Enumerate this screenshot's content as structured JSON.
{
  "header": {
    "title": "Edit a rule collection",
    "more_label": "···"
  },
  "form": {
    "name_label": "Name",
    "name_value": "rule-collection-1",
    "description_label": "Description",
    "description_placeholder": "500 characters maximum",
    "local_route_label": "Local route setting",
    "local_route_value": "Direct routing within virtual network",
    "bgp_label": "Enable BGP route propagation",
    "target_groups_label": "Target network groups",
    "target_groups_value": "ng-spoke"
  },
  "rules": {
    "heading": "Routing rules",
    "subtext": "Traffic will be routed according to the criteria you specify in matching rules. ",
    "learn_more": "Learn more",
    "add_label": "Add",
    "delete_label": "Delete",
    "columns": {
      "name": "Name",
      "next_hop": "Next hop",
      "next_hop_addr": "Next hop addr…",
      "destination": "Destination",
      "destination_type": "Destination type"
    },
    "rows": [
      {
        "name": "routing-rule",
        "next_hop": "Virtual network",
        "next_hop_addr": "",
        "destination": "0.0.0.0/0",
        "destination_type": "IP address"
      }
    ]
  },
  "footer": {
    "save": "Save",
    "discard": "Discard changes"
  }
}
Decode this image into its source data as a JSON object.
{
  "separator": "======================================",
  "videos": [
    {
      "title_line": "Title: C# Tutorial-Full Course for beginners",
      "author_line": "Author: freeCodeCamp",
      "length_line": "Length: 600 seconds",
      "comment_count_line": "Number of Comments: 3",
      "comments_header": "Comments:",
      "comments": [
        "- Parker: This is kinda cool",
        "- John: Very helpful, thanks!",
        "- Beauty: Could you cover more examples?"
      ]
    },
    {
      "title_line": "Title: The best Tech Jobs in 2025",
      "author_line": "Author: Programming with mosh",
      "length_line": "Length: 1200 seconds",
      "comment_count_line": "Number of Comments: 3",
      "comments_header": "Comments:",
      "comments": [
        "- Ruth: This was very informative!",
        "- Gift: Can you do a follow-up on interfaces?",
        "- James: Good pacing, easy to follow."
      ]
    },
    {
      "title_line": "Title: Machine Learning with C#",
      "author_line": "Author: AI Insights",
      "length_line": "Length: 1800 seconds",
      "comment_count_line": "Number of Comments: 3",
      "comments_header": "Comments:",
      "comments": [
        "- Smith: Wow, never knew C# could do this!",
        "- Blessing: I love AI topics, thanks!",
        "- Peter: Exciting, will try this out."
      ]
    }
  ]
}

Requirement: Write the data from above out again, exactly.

Solution for this exercise:
Enumerate this screenshot's content as structured JSON.
{
  "header": {
    "title": "Edit a rule collection",
    "more_label": "···"
  },
  "form": {
    "name_label": "Name",
    "name_value": "rule-collection-1",
    "description_label": "Description",
    "description_placeholder": "500 characters maximum",
    "local_route_label": "Local route setting",
    "local_route_value": "Direct routing within virtual network",
    "bgp_label": "Enable BGP route propagation",
    "target_groups_label": "Target network groups",
    "target_groups_value": "ng-spoke"
  },
  "rules": {
    "heading": "Routing rules",
    "subtext": "Traffic will be routed according to the criteria you specify in matching rules. ",
    "learn_more": "Learn more",
    "add_label": "Add",
    "delete_label": "Delete",
    "columns": {
      "name": "Name",
      "next_hop": "Next hop",
      "next_hop_addr": "Next hop addr…",
      "destination": "Destination",
      "destination_type": "Destination type"
    },
    "rows": [
      {
        "name": "routing-rule",
        "next_hop": "Virtual network",
        "next_hop_addr": "",
        "destination": "0.0.0.0/0",
        "destination_type": "IP address"
      }
    ]
  },
  "footer": {
    "save": "Save",
    "discard": "Discard changes"
  }
}
Decode this image into its source data as a JSON object.
{
  "separator": "======================================",
  "videos": [
    {
      "title_line": "Title: C# Tutorial-Full Course for beginners",
      "author_line": "Author: freeCodeCamp",
      "length_line": "Length: 600 seconds",
      "comment_count_line": "Number of Comments: 3",
      "comments_header": "Comments:",
      "comments": [
        "- Parker: This is kinda cool",
        "- John: Very helpful, thanks!",
        "- Beauty: Could you cover more examples?"
      ]
    },
    {
      "title_line": "Title: The best Tech Jobs in 2025",
      "author_line": "Author: Programming with mosh",
      "length_line": "Length: 1200 seconds",
      "comment_count_line": "Number of Comments: 3",
      "comments_header": "Comments:",
      "comments": [
        "- Ruth: This was very informative!",
        "- Gift: Can you do a follow-up on interfaces?",
        "- James: Good pacing, easy to follow."
      ]
    },
    {
      "title_line": "Title: Machine Learning with C#",
      "author_line": "Author: AI Insights",
      "length_line": "Length: 1800 seconds",
      "comment_count_line": "Number of Comments: 3",
      "comments_header": "Comments:",
      "comments": [
        "- Smith: Wow, never knew C# could do this!",
        "- Blessing: I love AI topics, thanks!",
        "- Peter: Exciting, will try this out."
      ]
    }
  ]
}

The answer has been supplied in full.